EXERCISE DIRECTIONS:
Scan each line of the records for the word "destroy" and extract the ones that have it.
# # # # # # #
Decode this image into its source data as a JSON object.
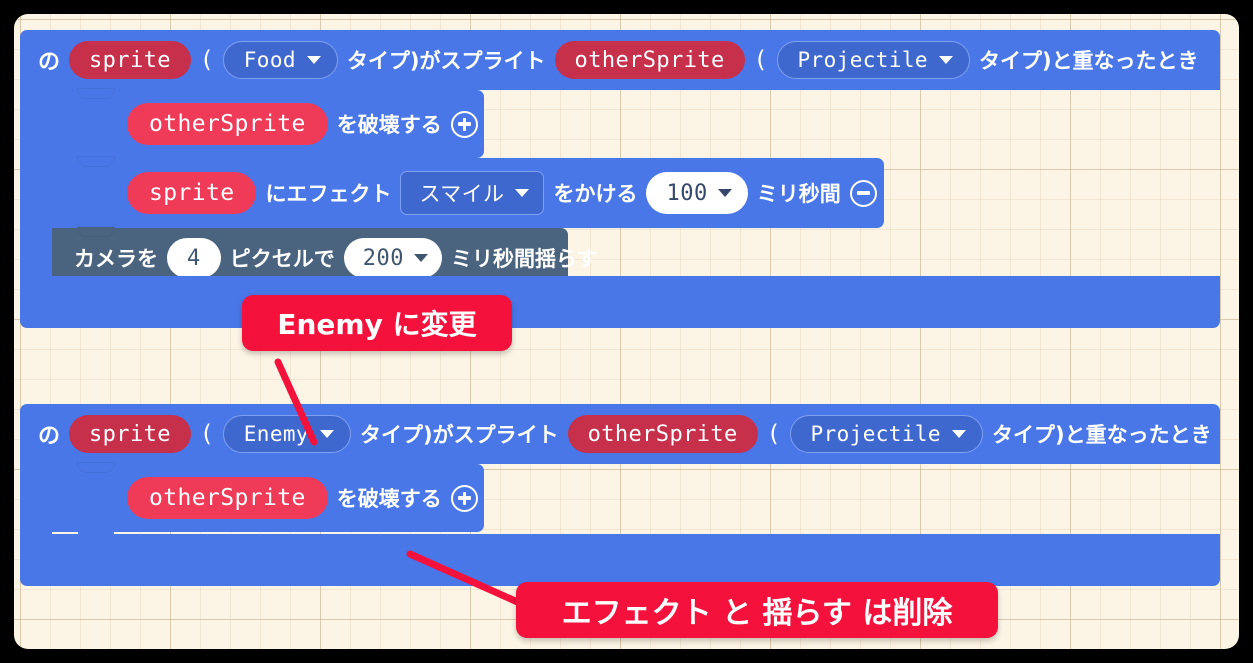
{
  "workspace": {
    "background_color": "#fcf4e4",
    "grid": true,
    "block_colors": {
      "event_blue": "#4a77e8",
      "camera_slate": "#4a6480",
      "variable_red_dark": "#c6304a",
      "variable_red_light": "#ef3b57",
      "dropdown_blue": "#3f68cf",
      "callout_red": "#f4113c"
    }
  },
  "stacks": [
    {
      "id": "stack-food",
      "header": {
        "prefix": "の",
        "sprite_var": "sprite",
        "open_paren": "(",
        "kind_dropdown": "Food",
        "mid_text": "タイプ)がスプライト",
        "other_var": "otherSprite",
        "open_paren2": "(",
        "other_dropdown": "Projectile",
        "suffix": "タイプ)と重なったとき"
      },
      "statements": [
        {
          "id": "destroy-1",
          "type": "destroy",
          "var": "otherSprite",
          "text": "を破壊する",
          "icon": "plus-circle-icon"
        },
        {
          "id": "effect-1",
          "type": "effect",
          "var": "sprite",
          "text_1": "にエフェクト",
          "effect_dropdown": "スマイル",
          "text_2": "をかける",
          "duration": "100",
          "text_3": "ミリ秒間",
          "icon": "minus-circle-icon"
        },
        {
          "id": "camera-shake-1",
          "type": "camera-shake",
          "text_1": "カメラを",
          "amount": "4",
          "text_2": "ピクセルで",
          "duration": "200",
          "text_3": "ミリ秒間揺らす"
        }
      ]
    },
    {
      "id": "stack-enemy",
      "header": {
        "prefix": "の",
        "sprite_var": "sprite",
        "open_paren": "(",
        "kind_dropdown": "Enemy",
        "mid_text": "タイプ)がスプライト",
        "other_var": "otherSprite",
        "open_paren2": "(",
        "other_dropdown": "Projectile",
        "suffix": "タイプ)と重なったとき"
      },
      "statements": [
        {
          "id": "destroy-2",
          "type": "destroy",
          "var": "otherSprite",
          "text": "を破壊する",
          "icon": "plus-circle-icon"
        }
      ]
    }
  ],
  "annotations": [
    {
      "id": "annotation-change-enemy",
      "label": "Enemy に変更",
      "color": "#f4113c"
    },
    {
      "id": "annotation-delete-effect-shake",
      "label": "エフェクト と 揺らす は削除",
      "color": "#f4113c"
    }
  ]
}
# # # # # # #
YOUR SOLUTION:
          "id": "destroy-1",
          "type": "destroy",
          "id": "destroy-2",
          "type": "destroy",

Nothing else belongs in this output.